Iraq to build new deep-water port
Previous work at the site of the Faw Port - FARS News Agency photo (CC BY-SA4 License)

Published Dec 30, 2020 4:22 PM by The Maritime Executive

Iraq’s long-delayed effort to develop the Grand Faw region near Basra into a new deep-water port is proceeding. South Korea’s Daewoo Engineering & Construction Company signed a contract worth $2.625 billion for the construction of the new port, container terminal, and access channel.

Proposed more than a decade ago, the plan called for the construction of a second port to expand capacity and relieve some of the pressures on the strategically located Umm Qsar port in southern Iraq.
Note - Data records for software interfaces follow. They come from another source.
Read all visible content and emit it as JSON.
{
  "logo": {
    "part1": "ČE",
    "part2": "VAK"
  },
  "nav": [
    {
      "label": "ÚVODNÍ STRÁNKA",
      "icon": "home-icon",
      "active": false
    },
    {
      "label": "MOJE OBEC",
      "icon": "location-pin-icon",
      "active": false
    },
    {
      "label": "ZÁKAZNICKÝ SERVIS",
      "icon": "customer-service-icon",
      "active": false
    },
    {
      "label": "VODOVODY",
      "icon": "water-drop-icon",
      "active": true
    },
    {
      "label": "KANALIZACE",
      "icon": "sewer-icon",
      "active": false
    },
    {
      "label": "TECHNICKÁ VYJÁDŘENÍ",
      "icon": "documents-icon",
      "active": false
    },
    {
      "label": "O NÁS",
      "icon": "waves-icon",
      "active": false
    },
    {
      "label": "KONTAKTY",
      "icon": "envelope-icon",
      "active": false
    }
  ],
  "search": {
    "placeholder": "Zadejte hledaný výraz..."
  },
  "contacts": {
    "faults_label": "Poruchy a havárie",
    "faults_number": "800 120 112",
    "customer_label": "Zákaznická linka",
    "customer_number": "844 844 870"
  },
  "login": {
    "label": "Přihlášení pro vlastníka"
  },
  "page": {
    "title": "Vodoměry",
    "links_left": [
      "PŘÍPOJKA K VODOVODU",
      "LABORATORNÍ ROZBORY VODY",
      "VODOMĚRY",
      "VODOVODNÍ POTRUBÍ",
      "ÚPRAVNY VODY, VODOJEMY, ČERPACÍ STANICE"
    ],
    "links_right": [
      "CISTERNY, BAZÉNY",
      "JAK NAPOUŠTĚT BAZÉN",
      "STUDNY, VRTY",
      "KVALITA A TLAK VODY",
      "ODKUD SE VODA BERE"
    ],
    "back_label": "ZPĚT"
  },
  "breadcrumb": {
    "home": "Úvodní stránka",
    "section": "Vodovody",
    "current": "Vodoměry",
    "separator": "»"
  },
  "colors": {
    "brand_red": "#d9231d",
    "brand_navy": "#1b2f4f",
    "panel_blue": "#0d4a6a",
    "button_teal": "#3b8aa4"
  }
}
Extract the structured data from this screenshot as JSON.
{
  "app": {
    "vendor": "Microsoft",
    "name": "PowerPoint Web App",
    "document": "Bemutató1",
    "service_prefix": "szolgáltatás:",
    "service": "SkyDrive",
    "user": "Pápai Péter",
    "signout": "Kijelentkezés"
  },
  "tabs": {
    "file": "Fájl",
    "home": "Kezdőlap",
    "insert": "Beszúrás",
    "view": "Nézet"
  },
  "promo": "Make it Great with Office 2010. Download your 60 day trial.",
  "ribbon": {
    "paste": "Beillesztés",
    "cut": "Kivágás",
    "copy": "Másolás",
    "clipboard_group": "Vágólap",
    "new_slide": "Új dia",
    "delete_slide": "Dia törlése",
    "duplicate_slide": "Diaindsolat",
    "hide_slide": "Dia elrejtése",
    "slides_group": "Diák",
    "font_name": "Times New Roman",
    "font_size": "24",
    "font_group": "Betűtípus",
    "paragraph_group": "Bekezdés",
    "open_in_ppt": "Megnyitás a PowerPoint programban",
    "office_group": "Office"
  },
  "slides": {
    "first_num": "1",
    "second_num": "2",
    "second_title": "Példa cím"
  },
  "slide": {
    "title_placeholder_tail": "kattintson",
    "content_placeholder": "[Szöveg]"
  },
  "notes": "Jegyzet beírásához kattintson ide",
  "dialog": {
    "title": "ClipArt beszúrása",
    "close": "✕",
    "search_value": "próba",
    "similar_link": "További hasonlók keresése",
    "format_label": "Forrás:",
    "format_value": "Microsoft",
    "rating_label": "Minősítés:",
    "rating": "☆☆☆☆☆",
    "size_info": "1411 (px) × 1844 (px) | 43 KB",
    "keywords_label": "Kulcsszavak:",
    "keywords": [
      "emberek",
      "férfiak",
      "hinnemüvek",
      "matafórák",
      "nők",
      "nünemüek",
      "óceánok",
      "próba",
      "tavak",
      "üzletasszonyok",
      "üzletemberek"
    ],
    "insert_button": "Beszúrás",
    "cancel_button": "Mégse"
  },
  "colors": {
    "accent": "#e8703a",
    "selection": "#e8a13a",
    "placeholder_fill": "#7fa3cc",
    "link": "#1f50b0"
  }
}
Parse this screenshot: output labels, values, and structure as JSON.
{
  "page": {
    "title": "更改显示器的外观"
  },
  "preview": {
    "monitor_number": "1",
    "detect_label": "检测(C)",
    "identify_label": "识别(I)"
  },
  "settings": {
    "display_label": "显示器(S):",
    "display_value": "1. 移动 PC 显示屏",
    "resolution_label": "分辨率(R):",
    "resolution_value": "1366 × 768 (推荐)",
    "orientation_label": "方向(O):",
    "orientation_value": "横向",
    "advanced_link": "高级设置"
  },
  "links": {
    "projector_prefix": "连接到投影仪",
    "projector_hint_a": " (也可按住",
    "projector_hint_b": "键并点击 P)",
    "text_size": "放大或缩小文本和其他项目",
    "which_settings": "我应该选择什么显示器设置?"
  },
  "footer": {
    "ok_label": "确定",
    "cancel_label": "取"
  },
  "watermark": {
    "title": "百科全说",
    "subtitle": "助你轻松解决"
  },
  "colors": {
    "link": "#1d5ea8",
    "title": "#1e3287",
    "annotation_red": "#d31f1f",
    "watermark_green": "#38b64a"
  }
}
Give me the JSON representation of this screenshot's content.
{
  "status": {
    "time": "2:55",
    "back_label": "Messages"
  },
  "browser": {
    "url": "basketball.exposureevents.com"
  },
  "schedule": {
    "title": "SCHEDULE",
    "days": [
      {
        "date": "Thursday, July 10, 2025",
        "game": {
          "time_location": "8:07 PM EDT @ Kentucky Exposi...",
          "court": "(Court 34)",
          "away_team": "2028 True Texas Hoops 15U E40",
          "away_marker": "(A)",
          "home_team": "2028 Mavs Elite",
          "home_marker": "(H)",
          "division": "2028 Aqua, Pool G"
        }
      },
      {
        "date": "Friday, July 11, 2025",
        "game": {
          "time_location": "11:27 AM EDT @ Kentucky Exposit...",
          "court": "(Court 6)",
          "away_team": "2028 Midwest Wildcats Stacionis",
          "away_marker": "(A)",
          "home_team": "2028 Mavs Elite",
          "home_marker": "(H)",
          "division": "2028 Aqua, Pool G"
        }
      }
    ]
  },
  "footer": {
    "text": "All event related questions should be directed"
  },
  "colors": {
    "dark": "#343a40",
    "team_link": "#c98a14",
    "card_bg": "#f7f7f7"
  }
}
The Iraqi government had said it would fund the project, which was expected to cost more than $3 billion, from oil revenues. Internal problems in Iraq and the decline in oil prices stalled the plans for the port. Work had begun on the first of the breakwaters for the port, which was projected to have a capacity to handle 99 million tons of cargo annually, but the work did not proceed.

Reuters is reporting that the South Korean construction company will undertake the first phase of the project that will include five berths and a container yard.  The project is expected to take four years and when completed should have a capacity of three million containers annually.

Daewoo will also carry out the work to create a new, deeper channel for the port, according to comments by Iraqi officials reported by Reuters. The plan for the port called for a deep-water channel to permit the largest containerships to use the port.

The port had become a point of contention as the negotiations dragged on with reports that a Chinese company had withdrawn and the South Korean’s had increased their price for the construction. Iraqi officials said that the United States was trying to block foreign companies instead wanting an American company to run the project.

An Italian company did the original feasibility studies calling for the construction of the new port. Beyond the port facilities, Iraq developed a broad scheme which also included power and desalination plants, steelworks, and other factories.